How does one avoid being a bad writer? Presumably, most people visiting or subscribing to this site needn’t concern themselves with being accused of high crimes against the English language, but allow me to make a distinction between poor writing and bad writing.
Poor writing is lazy, careless writing, an attempt to communicate without adequate preparation or care. It is writing replete with passive construction, limp verbs, leaden clichés, mixed metaphors, dangling participles and misplaced modifiers, and other enemies of clear prose.
Without vigilance, we are all vulnerable — we can easily produce any one of these errors, and perhaps more than one, in a single article or essay or short story. But poor writing is a multiplicity of such mistakes, and it is a sin of omission rather than one of commission: We might commit all these transgressions because we don’t know or recognize them.
Bad writing is more of a challenge, because it is a sin of commission: You have to make an effort to write badly — though it is easier to achieve than you might think, because many very accomplished, intelligent people do so. How does one manage to join such exalted company?
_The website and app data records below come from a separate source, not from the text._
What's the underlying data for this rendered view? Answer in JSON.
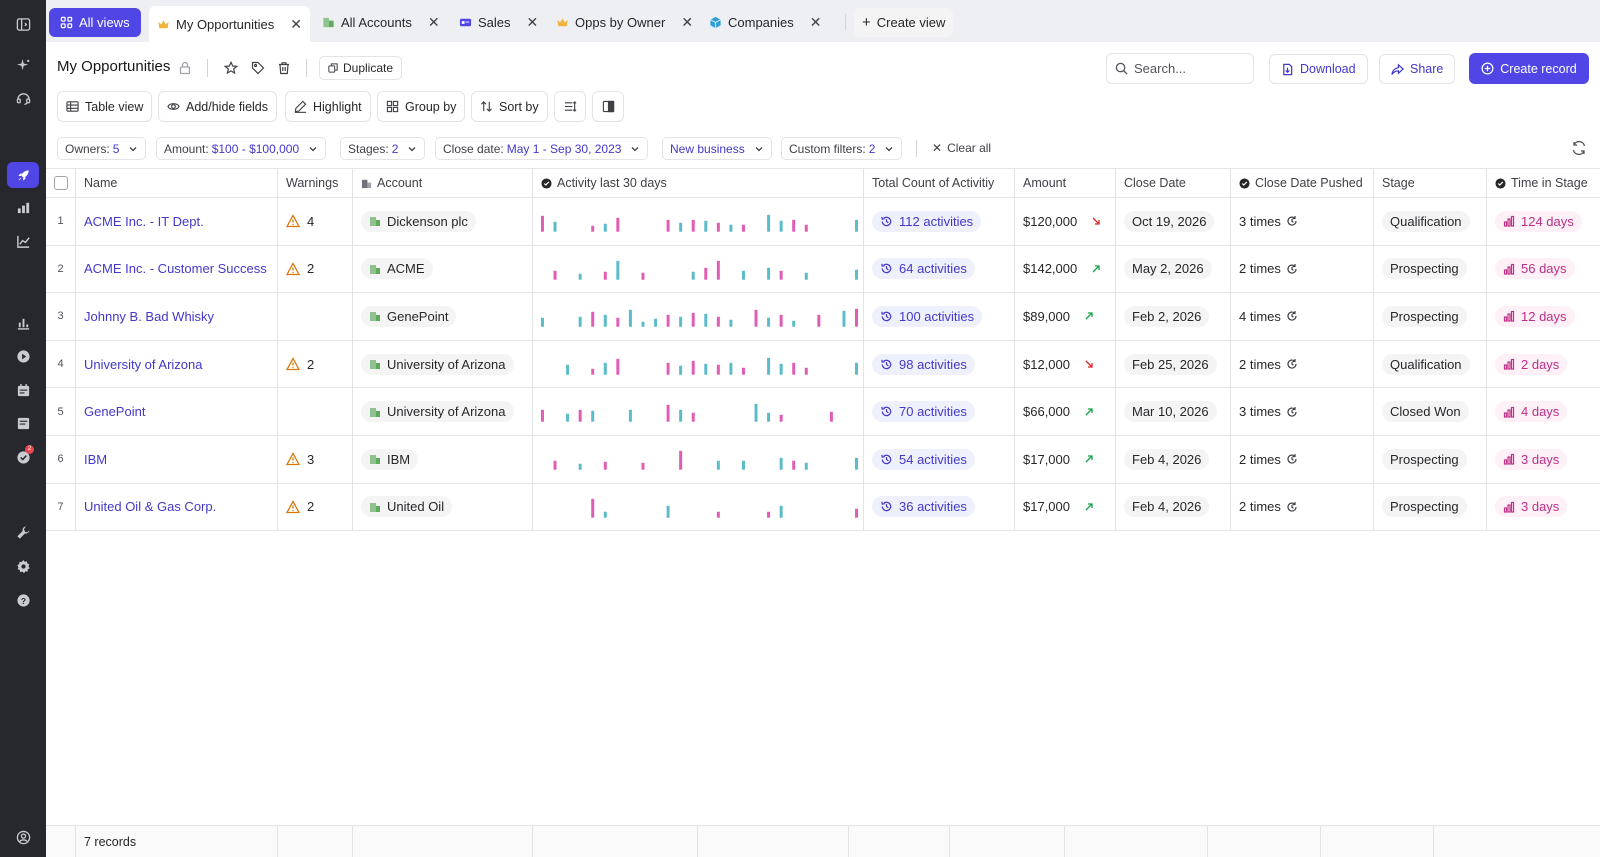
{
  "tabs": {
    "all_views": "All views",
    "items": [
      {
        "label": "My Opportunities",
        "icon": "crown-icon"
      },
      {
        "label": "All Accounts",
        "icon": "building-icon"
      },
      {
        "label": "Sales",
        "icon": "card-icon"
      },
      {
        "label": "Opps by Owner",
        "icon": "crown-icon"
      },
      {
        "label": "Companies",
        "icon": "cube-icon"
      }
    ],
    "create_view": "Create view"
  },
  "header": {
    "title": "My Opportunities",
    "duplicate": "Duplicate",
    "search_placeholder": "Search...",
    "download": "Download",
    "share": "Share",
    "create_record": "Create record"
  },
  "toolbar": {
    "table_view": "Table view",
    "add_hide_fields": "Add/hide fields",
    "highlight": "Highlight",
    "group_by": "Group by",
    "sort_by": "Sort by"
  },
  "filters": [
    {
      "label": "Owners:",
      "value": "5"
    },
    {
      "label": "Amount:",
      "value": "$100 - $100,000"
    },
    {
      "label": "Stages:",
      "value": "2"
    },
    {
      "label": "Close date:",
      "value": "May 1 - Sep 30, 2023"
    },
    {
      "label": "",
      "value": "New business"
    },
    {
      "label": "Custom filters:",
      "value": "2"
    }
  ],
  "clear_all": "Clear all",
  "columns": {
    "name": "Name",
    "warnings": "Warnings",
    "account": "Account",
    "activity": "Activity last 30 days",
    "total": "Total Count of Activitiy",
    "amount": "Amount",
    "close_date": "Close Date",
    "pushed": "Close Date Pushed",
    "stage": "Stage",
    "time": "Time in Stage"
  },
  "colors": {
    "accent": "#5046e5",
    "link": "#4338ca",
    "spark_pink": "#e05db5",
    "spark_teal": "#5bbcc9",
    "up": "#16a34a",
    "down": "#dc2626",
    "warn": "#d97706"
  },
  "rows": [
    {
      "num": "1",
      "name": "ACME Inc. - IT Dept.",
      "warnings": "4",
      "account": "Dickenson plc",
      "activities": "112 activities",
      "amount": "$120,000",
      "trend": "down",
      "close": "Oct 19, 2026",
      "pushed": "3 times",
      "stage": "Qualification",
      "time": "124 days",
      "spark": [
        [
          0,
          16,
          "p"
        ],
        [
          1,
          10,
          "t"
        ],
        [
          4,
          6,
          "p"
        ],
        [
          5,
          8,
          "t"
        ],
        [
          6,
          14,
          "p"
        ],
        [
          10,
          12,
          "p"
        ],
        [
          11,
          9,
          "t"
        ],
        [
          12,
          12,
          "p"
        ],
        [
          13,
          11,
          "t"
        ],
        [
          14,
          9,
          "p"
        ],
        [
          15,
          7,
          "t"
        ],
        [
          16,
          7,
          "p"
        ],
        [
          18,
          17,
          "t"
        ],
        [
          19,
          11,
          "t"
        ],
        [
          20,
          12,
          "p"
        ],
        [
          21,
          7,
          "p"
        ],
        [
          25,
          12,
          "t"
        ]
      ]
    },
    {
      "num": "2",
      "name": "ACME Inc. - Customer Success",
      "warnings": "2",
      "account": "ACME",
      "activities": "64 activities",
      "amount": "$142,000",
      "trend": "up",
      "close": "May 2, 2026",
      "pushed": "2 times",
      "stage": "Prospecting",
      "time": "56 days",
      "spark": [
        [
          1,
          9,
          "p"
        ],
        [
          3,
          6,
          "t"
        ],
        [
          5,
          8,
          "p"
        ],
        [
          6,
          19,
          "t"
        ],
        [
          8,
          7,
          "p"
        ],
        [
          12,
          8,
          "t"
        ],
        [
          13,
          12,
          "p"
        ],
        [
          14,
          19,
          "p"
        ],
        [
          16,
          9,
          "t"
        ],
        [
          18,
          12,
          "t"
        ],
        [
          19,
          9,
          "p"
        ],
        [
          21,
          7,
          "t"
        ],
        [
          25,
          10,
          "t"
        ]
      ]
    },
    {
      "num": "3",
      "name": "Johnny B. Bad Whisky",
      "warnings": "",
      "account": "GenePoint",
      "activities": "100 activities",
      "amount": "$89,000",
      "trend": "up",
      "close": "Feb 2, 2026",
      "pushed": "4 times",
      "stage": "Prospecting",
      "time": "12 days",
      "spark": [
        [
          0,
          9,
          "t"
        ],
        [
          3,
          10,
          "t"
        ],
        [
          4,
          15,
          "p"
        ],
        [
          5,
          12,
          "t"
        ],
        [
          6,
          9,
          "p"
        ],
        [
          7,
          17,
          "t"
        ],
        [
          8,
          5,
          "t"
        ],
        [
          9,
          8,
          "t"
        ],
        [
          10,
          12,
          "p"
        ],
        [
          11,
          10,
          "t"
        ],
        [
          12,
          14,
          "p"
        ],
        [
          13,
          13,
          "t"
        ],
        [
          14,
          10,
          "p"
        ],
        [
          15,
          7,
          "t"
        ],
        [
          17,
          17,
          "p"
        ],
        [
          18,
          9,
          "t"
        ],
        [
          19,
          12,
          "p"
        ],
        [
          20,
          6,
          "t"
        ],
        [
          22,
          12,
          "p"
        ],
        [
          24,
          16,
          "t"
        ],
        [
          25,
          18,
          "p"
        ]
      ]
    },
    {
      "num": "4",
      "name": "University of Arizona",
      "warnings": "2",
      "account": "University of Arizona",
      "activities": "98 activities",
      "amount": "$12,000",
      "trend": "down",
      "close": "Feb 25, 2026",
      "pushed": "2 times",
      "stage": "Qualification",
      "time": "2 days",
      "spark": [
        [
          2,
          10,
          "t"
        ],
        [
          4,
          6,
          "p"
        ],
        [
          5,
          12,
          "t"
        ],
        [
          6,
          16,
          "p"
        ],
        [
          10,
          12,
          "p"
        ],
        [
          11,
          9,
          "t"
        ],
        [
          12,
          14,
          "p"
        ],
        [
          13,
          11,
          "t"
        ],
        [
          14,
          10,
          "p"
        ],
        [
          15,
          12,
          "t"
        ],
        [
          16,
          7,
          "p"
        ],
        [
          18,
          17,
          "t"
        ],
        [
          19,
          11,
          "t"
        ],
        [
          20,
          12,
          "p"
        ],
        [
          21,
          7,
          "p"
        ],
        [
          25,
          12,
          "t"
        ]
      ]
    },
    {
      "num": "5",
      "name": "GenePoint",
      "warnings": "",
      "account": "University of Arizona",
      "activities": "70 activities",
      "amount": "$66,000",
      "trend": "up",
      "close": "Mar 10, 2026",
      "pushed": "3 times",
      "stage": "Closed Won",
      "time": "4 days",
      "spark": [
        [
          0,
          12,
          "p"
        ],
        [
          2,
          8,
          "t"
        ],
        [
          3,
          12,
          "p"
        ],
        [
          4,
          11,
          "t"
        ],
        [
          7,
          12,
          "t"
        ],
        [
          10,
          17,
          "p"
        ],
        [
          11,
          12,
          "t"
        ],
        [
          12,
          9,
          "p"
        ],
        [
          17,
          18,
          "t"
        ],
        [
          18,
          9,
          "t"
        ],
        [
          19,
          7,
          "p"
        ],
        [
          23,
          10,
          "p"
        ]
      ]
    },
    {
      "num": "6",
      "name": "IBM",
      "warnings": "3",
      "account": "IBM",
      "activities": "54 activities",
      "amount": "$17,000",
      "trend": "up",
      "close": "Feb 4, 2026",
      "pushed": "2 times",
      "stage": "Prospecting",
      "time": "3 days",
      "spark": [
        [
          1,
          9,
          "p"
        ],
        [
          3,
          6,
          "t"
        ],
        [
          5,
          8,
          "p"
        ],
        [
          8,
          7,
          "p"
        ],
        [
          11,
          19,
          "p"
        ],
        [
          14,
          9,
          "t"
        ],
        [
          16,
          9,
          "t"
        ],
        [
          19,
          12,
          "t"
        ],
        [
          20,
          9,
          "p"
        ],
        [
          21,
          7,
          "t"
        ],
        [
          25,
          12,
          "t"
        ]
      ]
    },
    {
      "num": "7",
      "name": "United Oil & Gas Corp.",
      "warnings": "2",
      "account": "United Oil",
      "activities": "36 activities",
      "amount": "$17,000",
      "trend": "up",
      "close": "Feb 4, 2026",
      "pushed": "2 times",
      "stage": "Prospecting",
      "time": "3 days",
      "spark": [
        [
          4,
          19,
          "p"
        ],
        [
          5,
          6,
          "t"
        ],
        [
          10,
          12,
          "t"
        ],
        [
          14,
          6,
          "p"
        ],
        [
          18,
          6,
          "p"
        ],
        [
          19,
          12,
          "t"
        ],
        [
          25,
          9,
          "p"
        ]
      ]
    }
  ],
  "footer": {
    "count": "7 records"
  }
}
Bad writing is that which demonstrates a surfeit of intention. (Translation: Bad writing happens when you try too hard.) Forty years ago, S. Leonard Rubenstein, now a professor emeritus at Pennsylvania State University, wrote “If a man intends to impress someone, his work will not be clear, because he does not intend clarity: he intends to impress.”
And that is when writing often goes bad: Writers let their desire to demonstrate erudition, artistry, or cleverness — acceptable in small doses — overwhelm their effort to communicate. We see it in academic and technical writing, laden with polysyllabic prose and complicated and extensive sentence construction that obfuscates rather than opens our eyes. We see it in lay nonfiction, when arguments fight themselves, explanations leave us more confused than before, and overwrought overwriting leaves us overwhelmed. We see it in fiction, when novelists and short story writers belabor their narrative with contrived constructions and purple prose.
Here are some tips on avoiding the pitfalls of bad writing:
1. Be Fresh
The purpose of metaphor and simile is to evoke recognition by comparison or allusion. Write these analogies to aid your readers with your clarity of vision, not to serve your ego, and avoid clichés.
2. Be Clear
When drafting expository fiction or nonfiction, record your voice as you spontaneously describe a scene or explain a procedure, transcribe your comments, and base your writing on the transcription, revising only to select more vivid verbs and more precise nouns and to seek moderation in adverbs and adjectives.
3. Be Active
Use the passive voice judiciously.
4. Be Concise
5. Be Thorough
Accept that writing is the easy part; it’s the revision that makes or breaks your project — and requires most of your effort.